Gardens flourish in small spaces with container gardening
While luxurious gardens sprawl over county fields and backyards, other bountiful gardens flourish in small spaces due to container gardening.
Former Morgan County Schools Assistant Superintendent Peggy Miller has a courtyard garden alongside her home in Berkeley Springs. The space runs the length of her house and isn't large, but her scenic courtyard is filled with many containers of colorful flowers, blossoming herbs, garden vegetables and other plants.
Miller said she learned about "container gardening and its endless possibilities" when she took the Master Gardeners class in 2001 through the Morgan County Extension Office.

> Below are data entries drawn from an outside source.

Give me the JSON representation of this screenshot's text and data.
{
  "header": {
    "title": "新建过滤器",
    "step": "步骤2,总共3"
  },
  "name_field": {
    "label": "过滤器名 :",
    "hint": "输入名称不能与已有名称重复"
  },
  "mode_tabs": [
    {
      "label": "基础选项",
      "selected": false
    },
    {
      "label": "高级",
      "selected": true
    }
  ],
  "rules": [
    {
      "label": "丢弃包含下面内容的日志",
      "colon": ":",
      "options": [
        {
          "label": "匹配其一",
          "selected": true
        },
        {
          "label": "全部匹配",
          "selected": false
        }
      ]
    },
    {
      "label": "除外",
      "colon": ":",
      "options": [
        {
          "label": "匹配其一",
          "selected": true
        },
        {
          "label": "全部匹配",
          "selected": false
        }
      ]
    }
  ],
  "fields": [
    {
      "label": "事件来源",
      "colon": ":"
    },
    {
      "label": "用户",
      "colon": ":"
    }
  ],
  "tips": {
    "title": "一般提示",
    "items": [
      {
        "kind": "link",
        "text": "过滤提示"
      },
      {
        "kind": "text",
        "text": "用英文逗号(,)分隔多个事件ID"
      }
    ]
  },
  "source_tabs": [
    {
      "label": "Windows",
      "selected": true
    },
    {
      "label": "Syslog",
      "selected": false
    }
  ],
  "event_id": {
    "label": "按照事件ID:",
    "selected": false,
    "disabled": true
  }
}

Miller is a Master Gardener and also a member of the Foxglove Garden Club. She helps tend the center green area in town on Fairfax Street.
Miller grows lilac bushes in large pots and raises mostly perennial flowers, but she always has pots of zinnias, asters, nasturtiums, morning glories and other annuals. Her petunias are self-seeding and come up every year. Miller also does a variety of herbs and garden vegetables.
All of her plants are grown organically. Miller said she uses lots of horse manure. She also grows azaleas, boxwood and blueberry bushes in the area by her fence. They aren't grown in containers.
"My garden is like an orchestra. Different parts come in at different times. There's always something blooming," said Miller.
Miller grew up on a farm in New Hampshire and loves to garden. She had a garden when she was little. Her family grew all the food they ate and her mother canned everything, she said.
Miller grows cherry tomatoes and green peppers in pots and has tried squash and cucumbers in containers. They need a lot of room with their vines, she said.
She also plants onion sets around her lilacs and has green onions all summer for salads. Other delicacies from Miller's garden are leeks, garlic, swiss chard, parsley, spinach and a variety of lettuce grown in a raised bed.
Miller has dill, mint, savory, rosemary, fennel, parsley and basil in containers in her courtyard. She makes a lot of basil pesto.
"It's just so satisfying even in a small space growing what you eat," said Miller.
Because her brick courtyard is walled in with a wooden fence, Miller doesn't get any deer or varmints in her garden.
Miller feeds the birds all summer long and through the winter too. She has three birdhouses in her courtyard that house some wrens that "squawk and carry on." Miller keeps her birdbaths full in the winter.
"The birds are always drinking from them," she said.
When Miller learned about container gardening, she said she never dreamed of the potential. Container gardening works especially well for those who have small yards and poor soil, she said.
Plants need at least six hours of sunlight a day and pots must be watered more frequently, said Miller. During the winter, she moves the pots to a corner of her courtyard where they keep for the winter without covering.
Use plastic or metal pots because clay will crack in the winter, she said. Millers scouts for plant containers at yard sales, where they're found in plenty.
Miller groups her plants in a protected area of her courtyard for the winter. You can also put your container plants up against the south side of your home for over-wintering, she said.
Polymer can be purchased at garden nurseries to add to containers so they hold more water. The roots absorb moisture from the beads, said Miller. Be careful not to put in too many because they swell, she said.
Miller has experimented with different sizes and types of containers. She uses plastic wastebaskets, dishpans and round laundry baskets which she lines with plastic liners. The dishpans are wonderful for growing pansies, she said. You have to put holes in the containers and aerate them, she said.
"As long as you have enough space for the root system, they'll do well," said Miller.
Miller discovered that "you don't have to grow in rows. You can utilize small spaces."
Manage the size of the plant by the size of the container, she said. If you want to increase a plant's size, increase the container size to give its roots room to grow.
Miller has a flowering almond bush that she said is gorgeous in the early spring. She kept repotting it with larger containers as it grew.
Miller has benches in her courtyard garden where she likes to sit and watch the birds, hummingbirds and butterflies. She has a hummingbird feeder, but the hummingbirds are mostly busy at the rainbow array of flowers and blossoms that are abundant in Miller's garden.